- Supplied entries:

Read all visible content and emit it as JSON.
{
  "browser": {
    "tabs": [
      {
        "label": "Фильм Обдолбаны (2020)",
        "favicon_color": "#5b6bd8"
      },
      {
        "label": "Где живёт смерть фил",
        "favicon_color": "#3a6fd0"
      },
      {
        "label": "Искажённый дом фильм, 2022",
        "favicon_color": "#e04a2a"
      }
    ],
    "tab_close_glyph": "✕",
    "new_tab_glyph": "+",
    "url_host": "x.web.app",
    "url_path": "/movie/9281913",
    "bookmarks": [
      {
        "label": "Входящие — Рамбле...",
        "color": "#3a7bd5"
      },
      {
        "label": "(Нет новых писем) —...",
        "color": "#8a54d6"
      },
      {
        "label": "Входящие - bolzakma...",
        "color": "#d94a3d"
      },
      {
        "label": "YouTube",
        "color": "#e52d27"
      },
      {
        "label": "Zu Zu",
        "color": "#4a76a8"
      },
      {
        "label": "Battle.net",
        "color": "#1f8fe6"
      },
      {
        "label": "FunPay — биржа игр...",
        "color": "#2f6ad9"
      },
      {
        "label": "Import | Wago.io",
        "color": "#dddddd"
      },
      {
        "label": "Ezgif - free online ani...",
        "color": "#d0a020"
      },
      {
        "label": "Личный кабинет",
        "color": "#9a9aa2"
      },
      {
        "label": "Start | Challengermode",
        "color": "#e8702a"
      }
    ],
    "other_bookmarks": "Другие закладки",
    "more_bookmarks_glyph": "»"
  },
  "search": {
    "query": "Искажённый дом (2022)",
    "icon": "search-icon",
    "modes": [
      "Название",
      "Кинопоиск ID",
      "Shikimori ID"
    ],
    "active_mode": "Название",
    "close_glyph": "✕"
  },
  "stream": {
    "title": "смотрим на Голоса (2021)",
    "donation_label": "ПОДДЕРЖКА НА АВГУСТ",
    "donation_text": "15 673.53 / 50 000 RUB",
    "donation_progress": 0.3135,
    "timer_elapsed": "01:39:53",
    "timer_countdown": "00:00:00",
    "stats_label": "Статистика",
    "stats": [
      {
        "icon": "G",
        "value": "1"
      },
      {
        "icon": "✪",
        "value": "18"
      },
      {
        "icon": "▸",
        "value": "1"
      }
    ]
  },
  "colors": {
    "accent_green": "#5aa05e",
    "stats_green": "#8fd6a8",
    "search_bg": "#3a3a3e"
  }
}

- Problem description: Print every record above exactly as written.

- Task solution:
Read all visible content and emit it as JSON.
{
  "browser": {
    "tabs": [
      {
        "label": "Фильм Обдолбаны (2020)",
        "favicon_color": "#5b6bd8"
      },
      {
        "label": "Где живёт смерть фил",
        "favicon_color": "#3a6fd0"
      },
      {
        "label": "Искажённый дом фильм, 2022",
        "favicon_color": "#e04a2a"
      }
    ],
    "tab_close_glyph": "✕",
    "new_tab_glyph": "+",
    "url_host": "x.web.app",
    "url_path": "/movie/9281913",
    "bookmarks": [
      {
        "label": "Входящие — Рамбле...",
        "color": "#3a7bd5"
      },
      {
        "label": "(Нет новых писем) —...",
        "color": "#8a54d6"
      },
      {
        "label": "Входящие - bolzakma...",
        "color": "#d94a3d"
      },
      {
        "label": "YouTube",
        "color": "#e52d27"
      },
      {
        "label": "Zu Zu",
        "color": "#4a76a8"
      },
      {
        "label": "Battle.net",
        "color": "#1f8fe6"
      },
      {
        "label": "FunPay — биржа игр...",
        "color": "#2f6ad9"
      },
      {
        "label": "Import | Wago.io",
        "color": "#dddddd"
      },
      {
        "label": "Ezgif - free online ani...",
        "color": "#d0a020"
      },
      {
        "label": "Личный кабинет",
        "color": "#9a9aa2"
      },
      {
        "label": "Start | Challengermode",
        "color": "#e8702a"
      }
    ],
    "other_bookmarks": "Другие закладки",
    "more_bookmarks_glyph": "»"
  },
  "search": {
    "query": "Искажённый дом (2022)",
    "icon": "search-icon",
    "modes": [
      "Название",
      "Кинопоиск ID",
      "Shikimori ID"
    ],
    "active_mode": "Название",
    "close_glyph": "✕"
  },
  "stream": {
    "title": "смотрим на Голоса (2021)",
    "donation_label": "ПОДДЕРЖКА НА АВГУСТ",
    "donation_text": "15 673.53 / 50 000 RUB",
    "donation_progress": 0.3135,
    "timer_elapsed": "01:39:53",
    "timer_countdown": "00:00:00",
    "stats_label": "Статистика",
    "stats": [
      {
        "icon": "G",
        "value": "1"
      },
      {
        "icon": "✪",
        "value": "18"
      },
      {
        "icon": "▸",
        "value": "1"
      }
    ]
  },
  "colors": {
    "accent_green": "#5aa05e",
    "stats_green": "#8fd6a8",
    "search_bg": "#3a3a3e"
  }
}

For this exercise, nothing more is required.